Talks between the Brewers and Phillies on closer Jonathan Papelbon do not appear to be gaining momentum, according to Tom Haudricourt of the Milwaukee Journal-Sentinel (Twitter links). There was “no traction today” and there remains “no reason to believe” that a deal is close, says Haudricourt. The Papelbon situation comes down to money, writes Ken Rosenthal of FOX Sports, who says that the veteran righty “almost certainly” would require Milwaukee to guarantee his 2016 option as a condition of waiving his no-trade rights against the club. Echoing that focus on the bottom line, Jim Salisbury of CSNPhilly.com writes that the the cost may be large but the Phillies need to pay what’s necessary to move on from Papelbon.
Here’s more from the east coast:
- As regards the Phillies’ most significant trade piece, Cole Hamels, Rosenthal suggests that there is at least some line of thinking in the organization that Hamels and Cliff Lee could front an imposing rotation if a significant free agent arm were added next winter. (Links to Twitter.) That is not to say that a Hamels trade is no longer a possibility, as Rosenthal adds that the club is looking for one MLB-ready, impact prospect to go with further-off talent in a swap.
- The Orioles would seem unwilling to let executive vice president Dan Duquette leave for the Blue Jays in exchange for first-round draft pick Jeff Hoffman alone, Dan Connolly of the Baltimore Sun reports. That does seem to suggest, as Connolly writes, that Baltimore still has a high price tag on Duquette, though the scribe adds that he senses an increased likelihood that a deal gets worked out.
- All this intra-AL East intrigue has left us with plenty to think about, and there are plenty of worthwhile pieces breaking down the situation. Among them: Richard Griffin of the Toronto Star argues that the Blue Jays have bungled the pursuit of a new president and should stop chasing Duquette.

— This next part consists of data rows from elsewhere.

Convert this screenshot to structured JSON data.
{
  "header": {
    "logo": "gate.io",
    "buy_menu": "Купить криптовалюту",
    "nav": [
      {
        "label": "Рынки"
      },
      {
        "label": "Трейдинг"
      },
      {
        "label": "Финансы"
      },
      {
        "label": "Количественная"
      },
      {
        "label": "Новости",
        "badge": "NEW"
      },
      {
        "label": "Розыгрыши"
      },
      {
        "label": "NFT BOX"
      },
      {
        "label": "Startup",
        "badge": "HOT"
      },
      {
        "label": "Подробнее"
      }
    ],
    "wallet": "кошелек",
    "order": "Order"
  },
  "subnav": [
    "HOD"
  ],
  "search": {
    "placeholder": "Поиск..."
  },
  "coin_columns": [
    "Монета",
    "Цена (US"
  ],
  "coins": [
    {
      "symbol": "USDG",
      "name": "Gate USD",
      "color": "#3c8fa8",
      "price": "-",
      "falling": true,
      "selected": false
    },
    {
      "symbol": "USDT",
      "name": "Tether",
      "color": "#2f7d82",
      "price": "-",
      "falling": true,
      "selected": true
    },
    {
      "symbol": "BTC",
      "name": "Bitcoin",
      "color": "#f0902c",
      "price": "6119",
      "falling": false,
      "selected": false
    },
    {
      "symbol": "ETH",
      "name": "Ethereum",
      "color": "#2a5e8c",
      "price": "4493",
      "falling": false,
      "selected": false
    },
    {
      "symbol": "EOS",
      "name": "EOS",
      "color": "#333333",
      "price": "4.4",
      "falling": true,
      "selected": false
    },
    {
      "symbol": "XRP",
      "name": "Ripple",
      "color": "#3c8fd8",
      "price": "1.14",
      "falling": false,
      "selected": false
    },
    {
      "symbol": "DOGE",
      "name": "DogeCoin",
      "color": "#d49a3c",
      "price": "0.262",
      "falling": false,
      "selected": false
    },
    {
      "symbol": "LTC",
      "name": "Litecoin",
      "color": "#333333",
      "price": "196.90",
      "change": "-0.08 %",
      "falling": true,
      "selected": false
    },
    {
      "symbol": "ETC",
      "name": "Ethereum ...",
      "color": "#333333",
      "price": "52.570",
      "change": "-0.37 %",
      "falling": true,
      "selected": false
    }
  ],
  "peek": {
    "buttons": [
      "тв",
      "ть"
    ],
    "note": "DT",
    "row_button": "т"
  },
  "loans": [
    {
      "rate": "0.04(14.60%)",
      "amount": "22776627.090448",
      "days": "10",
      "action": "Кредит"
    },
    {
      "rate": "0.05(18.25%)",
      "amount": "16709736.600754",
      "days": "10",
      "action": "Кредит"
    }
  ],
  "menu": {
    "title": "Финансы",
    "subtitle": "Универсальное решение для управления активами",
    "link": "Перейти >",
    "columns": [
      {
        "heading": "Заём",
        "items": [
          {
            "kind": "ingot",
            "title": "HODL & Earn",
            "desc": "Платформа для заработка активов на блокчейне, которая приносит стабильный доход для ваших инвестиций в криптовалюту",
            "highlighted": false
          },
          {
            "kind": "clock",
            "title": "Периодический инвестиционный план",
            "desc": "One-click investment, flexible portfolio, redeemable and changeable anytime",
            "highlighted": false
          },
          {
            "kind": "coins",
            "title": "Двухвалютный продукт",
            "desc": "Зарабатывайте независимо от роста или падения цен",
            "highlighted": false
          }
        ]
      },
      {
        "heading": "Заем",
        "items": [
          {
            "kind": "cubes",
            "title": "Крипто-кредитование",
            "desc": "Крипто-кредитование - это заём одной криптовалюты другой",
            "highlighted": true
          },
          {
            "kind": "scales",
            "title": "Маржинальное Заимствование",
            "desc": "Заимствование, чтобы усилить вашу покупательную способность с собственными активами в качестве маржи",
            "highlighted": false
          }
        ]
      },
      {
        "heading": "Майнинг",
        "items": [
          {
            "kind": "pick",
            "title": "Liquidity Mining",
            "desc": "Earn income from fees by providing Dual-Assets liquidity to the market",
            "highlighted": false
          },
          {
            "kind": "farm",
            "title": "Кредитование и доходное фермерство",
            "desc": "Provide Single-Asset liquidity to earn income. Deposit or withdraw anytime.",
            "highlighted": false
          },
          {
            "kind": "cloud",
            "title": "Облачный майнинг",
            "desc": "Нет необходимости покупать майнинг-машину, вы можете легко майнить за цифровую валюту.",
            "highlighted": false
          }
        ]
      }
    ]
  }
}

And if you are wondering how to go about calculating a reasonable return for an executive, have a look at this piece from last September, in which Jeff Long of Baseball Prospectus attempts to value front office figures in terms of top prospects.